January 11, 2017
He [God] made Him [Jesus] who knew no sin to be sin on our behalf, so that we might become the righteousness of God in Him.
—2 Corinthians 5:21
How can a holy God, who cannot allow sin to go unpunished, forgive sinners like you and me? Only God could have come up with the solution, and it is found in 2 Corinthians 5:21: “He [God] made Him [Jesus] who knew no sin to be sin on our behalf, so that we might become the righteousness of God in Him.”
Jesus Christ is the only person who doesn’t need a second act in life because He never slipped up, messed up, or screwed up. He lived an absolutely perfect life. Yet in spite of that, Jesus voluntarily chose to come to earth and to suffer on the cross not just physically but spiritually.
When Jesus hung on the cross, He experienced the full blast of God’s wrath for our sin. Jesus suffered not for His own sins but for our sins, and for that reason Jesus is able to forgive us of our sins.
God took the perfection of Jesus Christ and He credited it to our account. When we trust in Jesus as our Savior, God no longer sees our sin; He sees the perfection of His Son, Jesus Christ.
The Bible says we are all overdrawn in our spiritual-righteousness account. Every time we sin against God, it’s like a deduction from our account with God, and we are all overdrawn. The Bible says all of us have sinned and fallen short of the glory of God (Romans 3:23).

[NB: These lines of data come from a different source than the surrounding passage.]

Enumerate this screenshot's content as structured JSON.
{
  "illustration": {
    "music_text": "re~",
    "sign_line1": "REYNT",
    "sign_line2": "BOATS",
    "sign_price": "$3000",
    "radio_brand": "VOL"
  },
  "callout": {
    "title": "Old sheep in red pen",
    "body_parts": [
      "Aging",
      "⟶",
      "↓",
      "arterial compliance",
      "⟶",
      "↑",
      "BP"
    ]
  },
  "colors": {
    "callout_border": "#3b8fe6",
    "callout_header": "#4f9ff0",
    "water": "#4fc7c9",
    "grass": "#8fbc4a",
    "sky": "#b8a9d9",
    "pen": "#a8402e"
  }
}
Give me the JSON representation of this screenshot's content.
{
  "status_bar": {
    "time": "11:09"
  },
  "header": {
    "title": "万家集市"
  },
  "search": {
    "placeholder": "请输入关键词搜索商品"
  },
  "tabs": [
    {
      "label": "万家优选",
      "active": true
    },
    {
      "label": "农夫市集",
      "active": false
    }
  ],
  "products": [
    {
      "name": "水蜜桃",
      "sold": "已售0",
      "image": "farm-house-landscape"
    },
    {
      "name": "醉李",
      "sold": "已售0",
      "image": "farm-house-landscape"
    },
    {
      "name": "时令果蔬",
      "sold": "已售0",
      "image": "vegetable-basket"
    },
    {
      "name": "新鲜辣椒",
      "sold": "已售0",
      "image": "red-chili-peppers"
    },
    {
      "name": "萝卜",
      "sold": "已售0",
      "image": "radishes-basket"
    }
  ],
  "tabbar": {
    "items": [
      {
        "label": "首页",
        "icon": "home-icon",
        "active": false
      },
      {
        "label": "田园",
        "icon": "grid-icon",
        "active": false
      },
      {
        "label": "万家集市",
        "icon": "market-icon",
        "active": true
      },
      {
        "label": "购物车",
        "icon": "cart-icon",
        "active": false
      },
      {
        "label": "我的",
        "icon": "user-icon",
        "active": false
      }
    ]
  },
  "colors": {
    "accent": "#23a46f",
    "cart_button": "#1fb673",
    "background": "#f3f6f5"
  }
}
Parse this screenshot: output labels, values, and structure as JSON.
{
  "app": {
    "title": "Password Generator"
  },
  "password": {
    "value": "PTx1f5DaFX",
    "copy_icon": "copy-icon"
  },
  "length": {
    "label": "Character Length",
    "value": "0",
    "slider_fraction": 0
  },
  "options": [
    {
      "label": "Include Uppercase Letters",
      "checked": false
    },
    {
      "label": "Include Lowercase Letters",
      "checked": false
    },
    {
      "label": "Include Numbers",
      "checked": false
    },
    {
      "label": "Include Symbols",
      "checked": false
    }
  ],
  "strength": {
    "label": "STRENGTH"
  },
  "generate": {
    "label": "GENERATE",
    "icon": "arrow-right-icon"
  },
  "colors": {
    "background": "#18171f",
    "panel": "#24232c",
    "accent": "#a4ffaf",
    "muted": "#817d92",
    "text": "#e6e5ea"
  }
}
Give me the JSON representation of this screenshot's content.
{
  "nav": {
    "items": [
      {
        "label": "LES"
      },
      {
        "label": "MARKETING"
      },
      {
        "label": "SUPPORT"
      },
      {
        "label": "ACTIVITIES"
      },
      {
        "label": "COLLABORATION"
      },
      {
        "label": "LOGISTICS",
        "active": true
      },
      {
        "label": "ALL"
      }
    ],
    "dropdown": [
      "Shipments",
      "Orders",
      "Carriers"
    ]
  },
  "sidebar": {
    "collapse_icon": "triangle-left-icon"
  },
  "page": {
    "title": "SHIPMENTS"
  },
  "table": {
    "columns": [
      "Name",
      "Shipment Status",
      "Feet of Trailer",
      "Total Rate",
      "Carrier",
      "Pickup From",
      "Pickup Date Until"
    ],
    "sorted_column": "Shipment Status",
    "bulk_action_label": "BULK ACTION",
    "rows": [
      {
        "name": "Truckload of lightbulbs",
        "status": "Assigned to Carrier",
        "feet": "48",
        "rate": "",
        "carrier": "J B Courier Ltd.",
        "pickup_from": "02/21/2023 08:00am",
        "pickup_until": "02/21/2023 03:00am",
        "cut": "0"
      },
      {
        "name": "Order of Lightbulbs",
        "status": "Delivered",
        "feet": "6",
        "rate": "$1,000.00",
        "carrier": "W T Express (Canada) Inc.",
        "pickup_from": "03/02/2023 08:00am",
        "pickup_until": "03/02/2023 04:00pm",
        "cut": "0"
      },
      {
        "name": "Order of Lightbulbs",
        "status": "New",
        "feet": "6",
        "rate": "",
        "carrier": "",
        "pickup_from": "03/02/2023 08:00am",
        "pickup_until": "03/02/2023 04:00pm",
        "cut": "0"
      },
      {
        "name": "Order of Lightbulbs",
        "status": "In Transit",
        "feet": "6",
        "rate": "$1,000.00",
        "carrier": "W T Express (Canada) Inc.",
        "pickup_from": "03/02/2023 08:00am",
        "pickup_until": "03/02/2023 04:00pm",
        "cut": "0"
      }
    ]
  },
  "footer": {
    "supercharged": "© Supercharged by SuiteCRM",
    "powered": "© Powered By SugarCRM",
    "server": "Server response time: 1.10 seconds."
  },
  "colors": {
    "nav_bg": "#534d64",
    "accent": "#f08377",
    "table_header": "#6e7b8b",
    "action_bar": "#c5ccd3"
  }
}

We are all spiritually bankrupt. That’s the bad news. We have no righteousness left in our account.
The good news is that Jesus has plenty of righteousness in His account. And when you trust in Jesus as your Savior, God transfers the righteousness of His Son into your account so that when God looks at you, He no longer sees your sin—He sees the righteousness of His Son.
Today’s devotion is excerpted from “Our Second Act Depends on God” by Dr. Robert Jeffress, 2016.
Scripture quotations are taken from the NEW AMERICAN STANDARD BIBLE®, Copyright © 1960, 1962, 1963, 1968, 1971, 1972, 1973, 1975, 1977, 1995 by The Lockman Foundation. Used by permission.